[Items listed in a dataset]
###

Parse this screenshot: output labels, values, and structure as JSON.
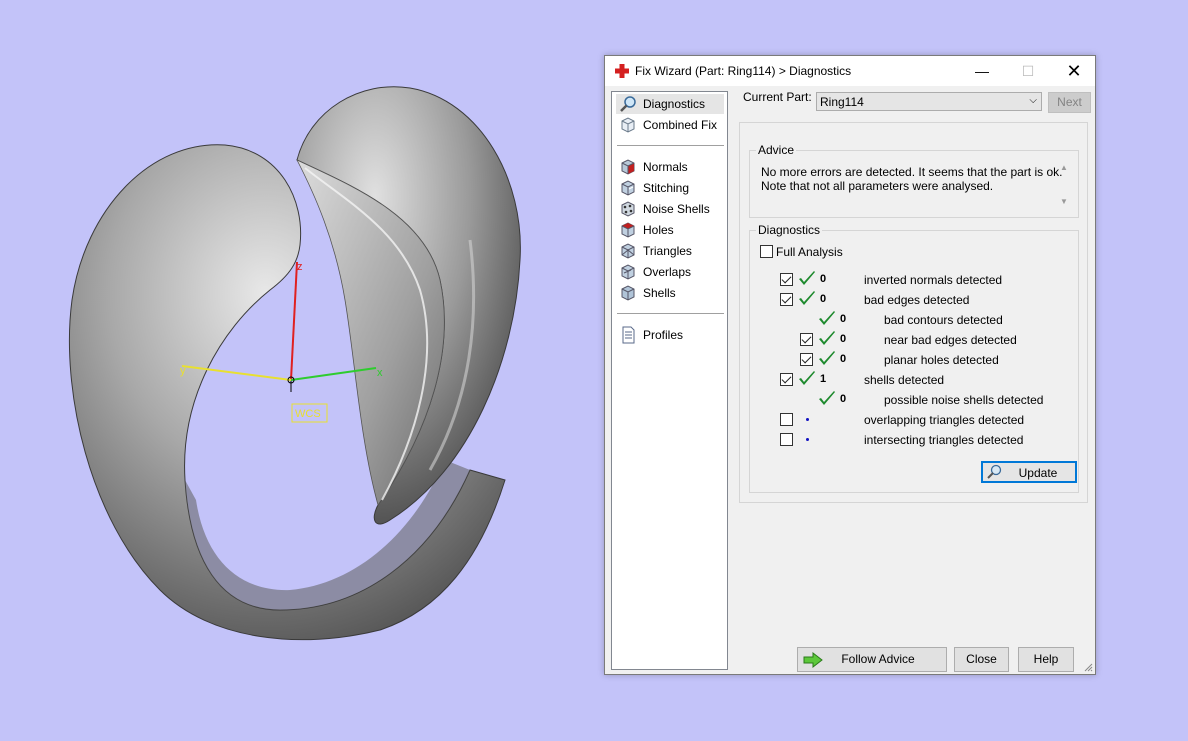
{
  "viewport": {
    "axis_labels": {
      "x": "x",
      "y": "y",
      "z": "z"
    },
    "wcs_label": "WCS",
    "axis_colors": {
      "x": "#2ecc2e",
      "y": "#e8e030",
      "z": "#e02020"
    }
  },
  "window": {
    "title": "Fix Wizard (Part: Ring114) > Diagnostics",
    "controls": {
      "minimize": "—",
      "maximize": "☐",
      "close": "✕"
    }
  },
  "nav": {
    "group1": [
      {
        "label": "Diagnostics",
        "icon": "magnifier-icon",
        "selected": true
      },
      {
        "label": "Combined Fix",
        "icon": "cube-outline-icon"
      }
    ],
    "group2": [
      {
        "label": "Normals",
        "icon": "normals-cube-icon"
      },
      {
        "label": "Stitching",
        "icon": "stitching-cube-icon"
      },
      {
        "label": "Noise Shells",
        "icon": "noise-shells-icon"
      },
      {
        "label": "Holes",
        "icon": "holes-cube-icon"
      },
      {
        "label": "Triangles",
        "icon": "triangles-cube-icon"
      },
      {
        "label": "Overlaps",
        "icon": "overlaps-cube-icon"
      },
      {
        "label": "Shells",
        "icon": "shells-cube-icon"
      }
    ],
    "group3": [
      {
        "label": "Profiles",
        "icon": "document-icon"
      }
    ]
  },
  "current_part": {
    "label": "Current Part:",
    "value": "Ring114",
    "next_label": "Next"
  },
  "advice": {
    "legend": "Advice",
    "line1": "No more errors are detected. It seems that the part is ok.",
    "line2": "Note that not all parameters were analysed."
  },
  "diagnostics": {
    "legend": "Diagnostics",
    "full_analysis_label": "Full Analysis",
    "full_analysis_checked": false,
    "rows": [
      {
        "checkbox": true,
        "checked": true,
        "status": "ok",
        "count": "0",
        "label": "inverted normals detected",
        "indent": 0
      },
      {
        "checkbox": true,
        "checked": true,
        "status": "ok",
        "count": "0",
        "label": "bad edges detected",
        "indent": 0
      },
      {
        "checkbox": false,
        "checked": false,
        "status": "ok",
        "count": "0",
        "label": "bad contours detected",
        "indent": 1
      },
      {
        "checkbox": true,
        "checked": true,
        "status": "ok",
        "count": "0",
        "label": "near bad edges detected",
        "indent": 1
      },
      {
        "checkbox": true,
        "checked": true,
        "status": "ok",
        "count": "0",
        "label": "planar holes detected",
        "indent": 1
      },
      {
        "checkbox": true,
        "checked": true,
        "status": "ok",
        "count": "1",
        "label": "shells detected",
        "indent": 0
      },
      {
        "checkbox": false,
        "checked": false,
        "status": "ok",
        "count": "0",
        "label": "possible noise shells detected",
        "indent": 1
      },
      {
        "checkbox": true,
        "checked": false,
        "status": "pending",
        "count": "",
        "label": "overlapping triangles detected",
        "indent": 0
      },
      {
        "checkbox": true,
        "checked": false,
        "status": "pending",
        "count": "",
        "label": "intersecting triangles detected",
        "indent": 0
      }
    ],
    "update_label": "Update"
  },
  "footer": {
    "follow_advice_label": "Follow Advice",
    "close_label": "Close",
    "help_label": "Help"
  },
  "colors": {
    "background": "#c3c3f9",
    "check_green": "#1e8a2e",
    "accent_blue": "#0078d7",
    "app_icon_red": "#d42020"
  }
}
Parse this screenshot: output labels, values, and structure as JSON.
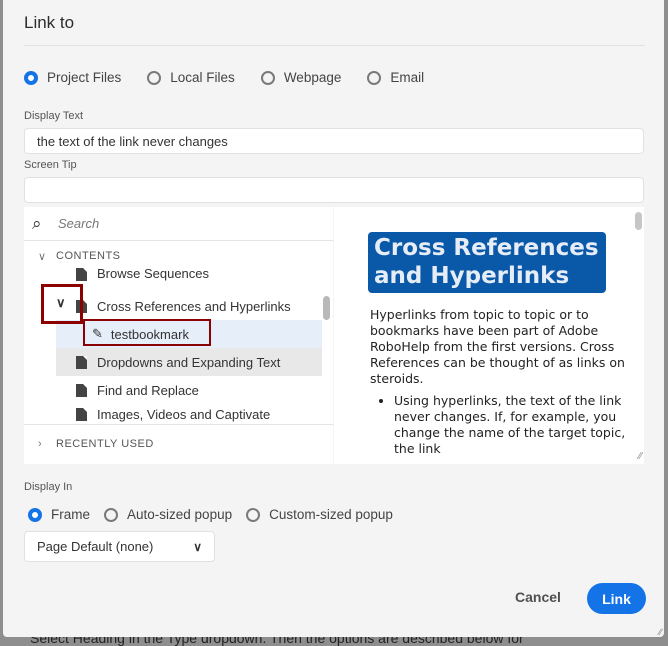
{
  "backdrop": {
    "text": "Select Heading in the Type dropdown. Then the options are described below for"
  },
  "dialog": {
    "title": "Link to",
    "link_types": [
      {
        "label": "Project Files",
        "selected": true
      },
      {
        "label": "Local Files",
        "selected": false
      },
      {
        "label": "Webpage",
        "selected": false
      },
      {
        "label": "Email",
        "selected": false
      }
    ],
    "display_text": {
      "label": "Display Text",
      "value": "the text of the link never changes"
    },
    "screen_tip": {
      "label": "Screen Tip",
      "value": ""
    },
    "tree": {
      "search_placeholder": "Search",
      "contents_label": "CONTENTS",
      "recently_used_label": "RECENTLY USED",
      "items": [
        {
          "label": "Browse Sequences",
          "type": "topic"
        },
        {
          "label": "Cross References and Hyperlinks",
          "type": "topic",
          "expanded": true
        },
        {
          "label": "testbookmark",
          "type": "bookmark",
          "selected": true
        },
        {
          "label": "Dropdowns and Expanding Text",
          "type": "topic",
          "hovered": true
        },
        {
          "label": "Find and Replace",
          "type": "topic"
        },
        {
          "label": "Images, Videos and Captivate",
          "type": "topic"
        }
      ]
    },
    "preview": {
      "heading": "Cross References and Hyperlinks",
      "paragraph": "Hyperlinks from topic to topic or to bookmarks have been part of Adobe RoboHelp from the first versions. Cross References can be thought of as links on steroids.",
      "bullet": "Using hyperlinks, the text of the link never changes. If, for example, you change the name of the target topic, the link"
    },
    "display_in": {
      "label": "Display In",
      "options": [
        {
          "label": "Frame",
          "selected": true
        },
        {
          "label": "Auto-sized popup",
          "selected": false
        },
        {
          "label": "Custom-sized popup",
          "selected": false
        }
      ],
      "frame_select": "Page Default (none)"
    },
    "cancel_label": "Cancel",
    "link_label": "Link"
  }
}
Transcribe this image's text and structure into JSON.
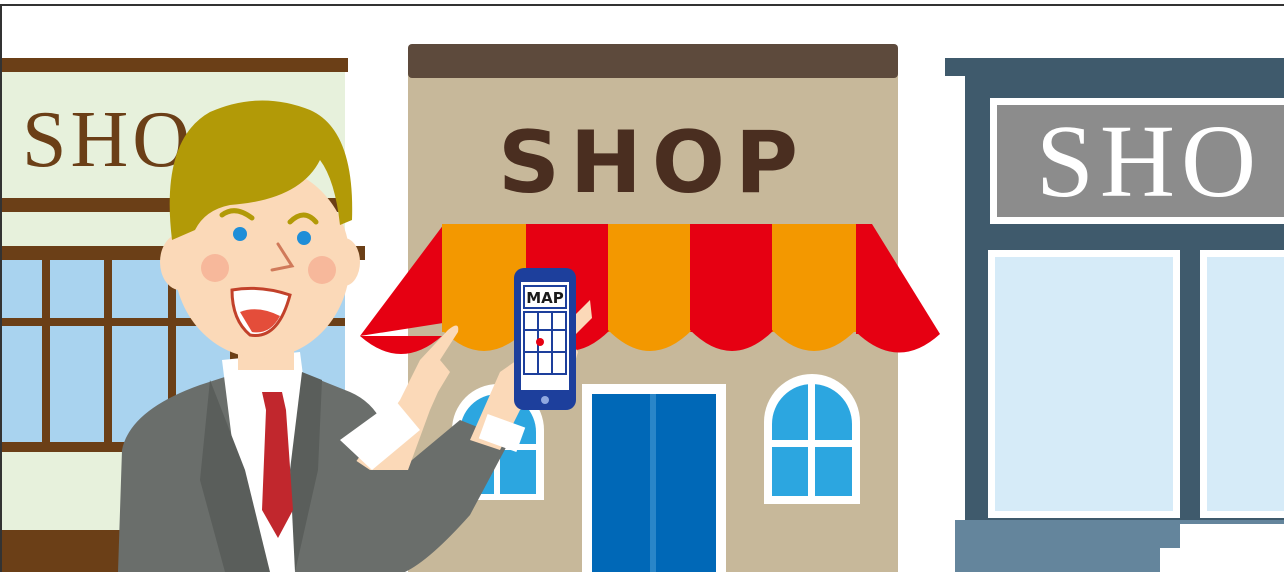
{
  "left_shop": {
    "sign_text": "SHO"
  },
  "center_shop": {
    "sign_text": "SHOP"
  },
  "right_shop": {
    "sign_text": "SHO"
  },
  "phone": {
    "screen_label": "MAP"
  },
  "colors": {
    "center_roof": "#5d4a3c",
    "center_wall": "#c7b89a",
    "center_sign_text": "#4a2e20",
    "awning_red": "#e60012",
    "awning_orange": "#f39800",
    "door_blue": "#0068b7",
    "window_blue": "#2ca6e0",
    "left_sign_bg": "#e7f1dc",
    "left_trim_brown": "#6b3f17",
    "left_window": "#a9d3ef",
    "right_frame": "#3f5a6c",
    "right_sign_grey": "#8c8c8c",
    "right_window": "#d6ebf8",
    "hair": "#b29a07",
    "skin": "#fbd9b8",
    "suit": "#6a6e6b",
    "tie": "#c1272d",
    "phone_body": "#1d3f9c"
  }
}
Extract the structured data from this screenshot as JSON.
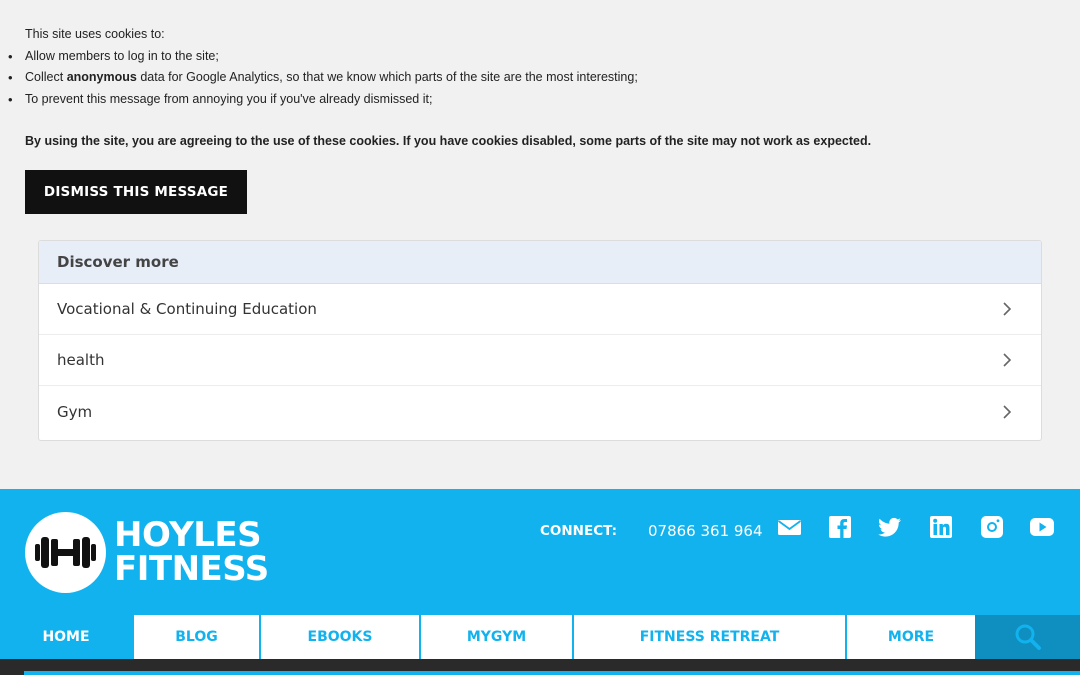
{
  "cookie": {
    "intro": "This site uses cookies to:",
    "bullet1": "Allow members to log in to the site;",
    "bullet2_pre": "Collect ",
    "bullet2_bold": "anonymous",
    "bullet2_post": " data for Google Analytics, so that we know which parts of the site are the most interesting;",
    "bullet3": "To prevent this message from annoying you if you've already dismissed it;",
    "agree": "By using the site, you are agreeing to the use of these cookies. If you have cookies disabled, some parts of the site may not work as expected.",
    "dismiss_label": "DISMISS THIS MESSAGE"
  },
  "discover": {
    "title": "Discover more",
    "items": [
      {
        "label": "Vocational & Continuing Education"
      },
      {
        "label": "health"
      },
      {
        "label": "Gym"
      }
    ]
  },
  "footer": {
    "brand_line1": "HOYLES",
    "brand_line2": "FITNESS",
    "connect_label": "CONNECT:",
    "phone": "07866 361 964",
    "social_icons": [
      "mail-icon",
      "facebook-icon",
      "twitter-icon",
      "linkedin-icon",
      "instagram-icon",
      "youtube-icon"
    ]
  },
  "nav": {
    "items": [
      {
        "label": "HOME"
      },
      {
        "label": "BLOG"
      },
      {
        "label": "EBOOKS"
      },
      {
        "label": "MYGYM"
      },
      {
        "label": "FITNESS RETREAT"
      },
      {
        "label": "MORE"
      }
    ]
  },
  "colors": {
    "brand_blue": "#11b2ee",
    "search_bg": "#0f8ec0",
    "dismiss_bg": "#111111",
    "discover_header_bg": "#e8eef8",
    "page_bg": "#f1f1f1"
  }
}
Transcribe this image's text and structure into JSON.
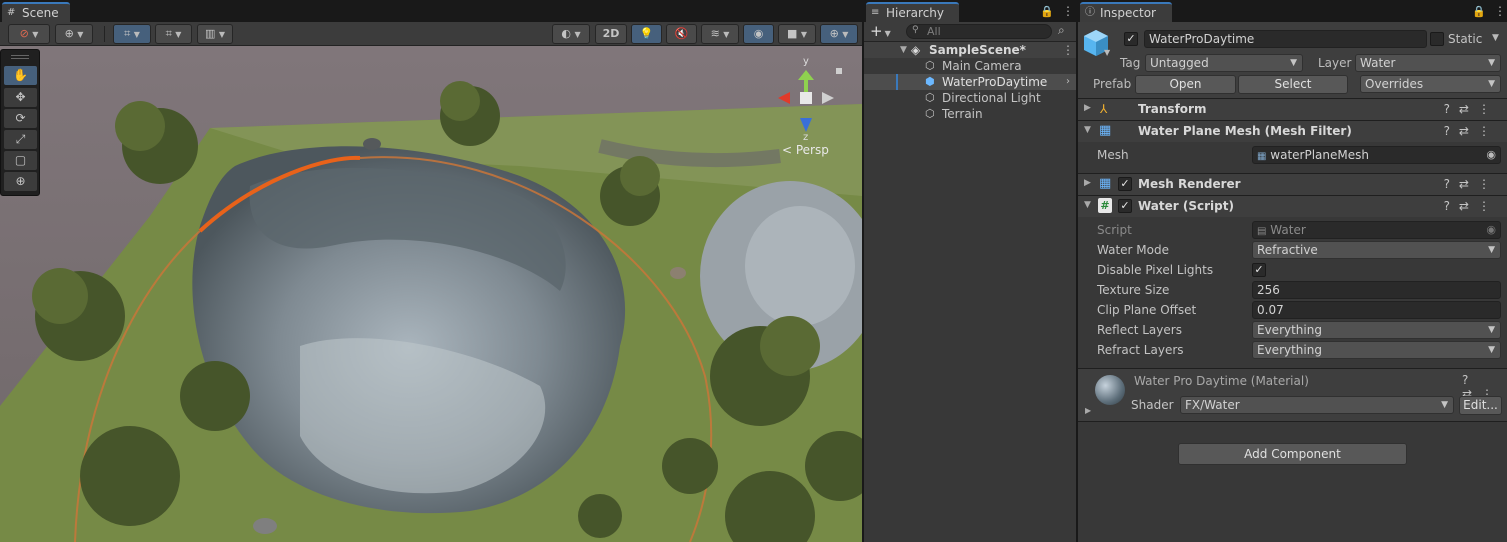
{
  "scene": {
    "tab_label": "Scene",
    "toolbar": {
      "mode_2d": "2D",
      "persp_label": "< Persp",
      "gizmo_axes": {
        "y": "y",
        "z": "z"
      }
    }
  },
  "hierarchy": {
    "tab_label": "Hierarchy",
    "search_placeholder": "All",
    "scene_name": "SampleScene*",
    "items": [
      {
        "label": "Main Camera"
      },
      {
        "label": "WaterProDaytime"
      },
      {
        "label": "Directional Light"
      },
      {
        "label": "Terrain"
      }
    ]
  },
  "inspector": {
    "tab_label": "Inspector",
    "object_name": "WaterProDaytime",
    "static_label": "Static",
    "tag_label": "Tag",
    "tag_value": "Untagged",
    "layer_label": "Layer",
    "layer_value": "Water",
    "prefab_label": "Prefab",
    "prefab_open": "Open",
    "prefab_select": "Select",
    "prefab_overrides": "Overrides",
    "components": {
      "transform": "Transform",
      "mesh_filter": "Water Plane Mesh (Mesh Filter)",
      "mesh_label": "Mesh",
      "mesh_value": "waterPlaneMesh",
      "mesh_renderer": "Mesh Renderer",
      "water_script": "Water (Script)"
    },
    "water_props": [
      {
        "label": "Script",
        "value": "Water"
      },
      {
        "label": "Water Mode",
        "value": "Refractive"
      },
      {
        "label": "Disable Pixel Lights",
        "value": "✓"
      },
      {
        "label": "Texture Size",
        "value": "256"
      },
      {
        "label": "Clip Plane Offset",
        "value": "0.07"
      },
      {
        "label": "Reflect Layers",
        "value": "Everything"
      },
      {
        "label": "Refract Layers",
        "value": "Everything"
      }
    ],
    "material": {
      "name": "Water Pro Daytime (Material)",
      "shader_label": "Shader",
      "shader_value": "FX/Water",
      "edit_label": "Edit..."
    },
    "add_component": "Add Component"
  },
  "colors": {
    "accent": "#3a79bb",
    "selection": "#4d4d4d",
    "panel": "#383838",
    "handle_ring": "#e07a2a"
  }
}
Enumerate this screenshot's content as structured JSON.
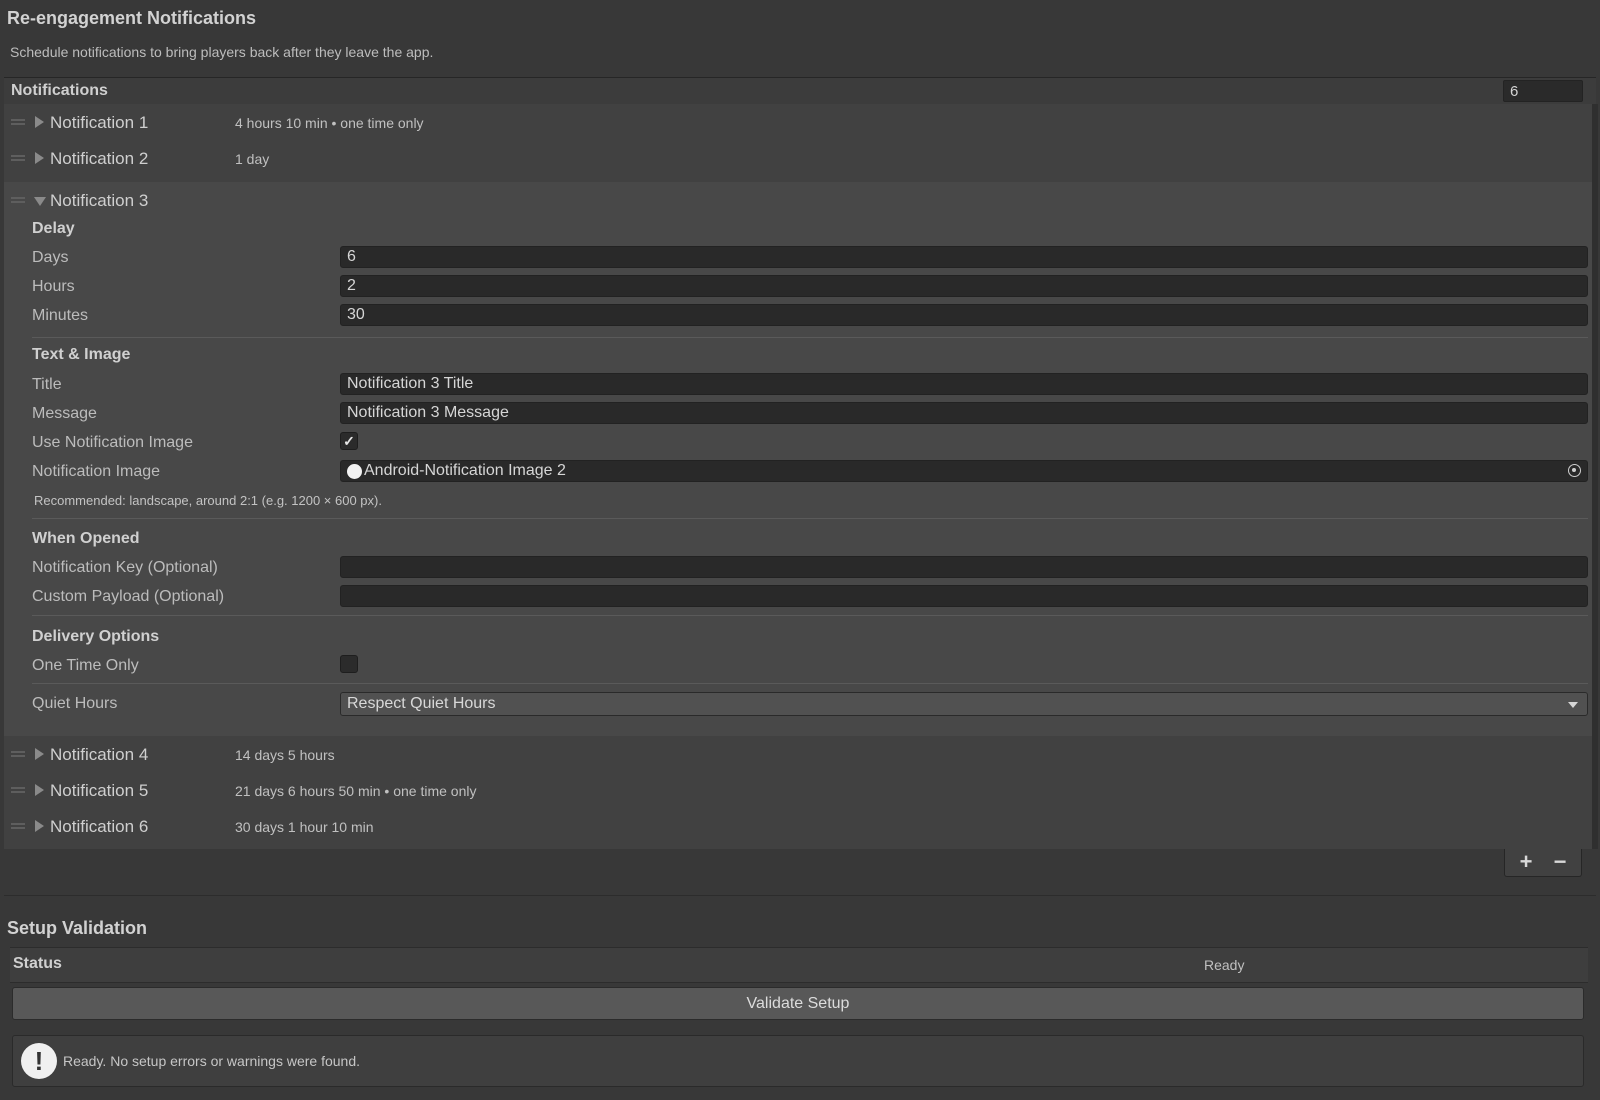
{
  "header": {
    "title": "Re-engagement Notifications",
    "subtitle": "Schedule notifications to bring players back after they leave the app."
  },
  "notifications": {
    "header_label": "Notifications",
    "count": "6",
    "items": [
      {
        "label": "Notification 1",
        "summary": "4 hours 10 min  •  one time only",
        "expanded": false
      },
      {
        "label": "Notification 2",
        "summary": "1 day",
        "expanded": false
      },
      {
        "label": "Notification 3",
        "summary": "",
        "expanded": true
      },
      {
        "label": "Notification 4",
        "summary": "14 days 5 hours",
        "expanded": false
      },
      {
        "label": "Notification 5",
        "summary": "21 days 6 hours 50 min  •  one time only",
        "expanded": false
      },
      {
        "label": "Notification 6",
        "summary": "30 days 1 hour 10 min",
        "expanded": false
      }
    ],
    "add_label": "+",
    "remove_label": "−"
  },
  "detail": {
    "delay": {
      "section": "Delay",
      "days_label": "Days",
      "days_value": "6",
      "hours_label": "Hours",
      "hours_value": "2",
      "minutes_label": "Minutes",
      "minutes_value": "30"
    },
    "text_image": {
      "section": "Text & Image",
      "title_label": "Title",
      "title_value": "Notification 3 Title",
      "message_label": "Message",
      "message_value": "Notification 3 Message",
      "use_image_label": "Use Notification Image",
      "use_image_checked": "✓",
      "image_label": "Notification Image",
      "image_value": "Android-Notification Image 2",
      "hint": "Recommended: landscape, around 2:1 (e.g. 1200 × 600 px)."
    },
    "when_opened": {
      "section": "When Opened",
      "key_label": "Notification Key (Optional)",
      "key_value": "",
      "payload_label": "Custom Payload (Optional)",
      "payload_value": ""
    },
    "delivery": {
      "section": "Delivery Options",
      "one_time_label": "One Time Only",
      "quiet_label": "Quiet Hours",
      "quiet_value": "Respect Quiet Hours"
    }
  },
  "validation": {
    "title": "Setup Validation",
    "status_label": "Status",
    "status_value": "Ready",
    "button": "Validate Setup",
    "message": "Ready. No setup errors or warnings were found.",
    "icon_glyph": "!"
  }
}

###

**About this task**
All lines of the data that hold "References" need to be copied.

**Your solution**
          "label": "Cross References and Hyperlinks",
      "heading": "Cross References and Hyperlinks",
      "paragraph": "Hyperlinks from topic to topic or to bookmarks have been part of Adobe RoboHelp from the first versions. Cross References can be thought of as links on steroids.",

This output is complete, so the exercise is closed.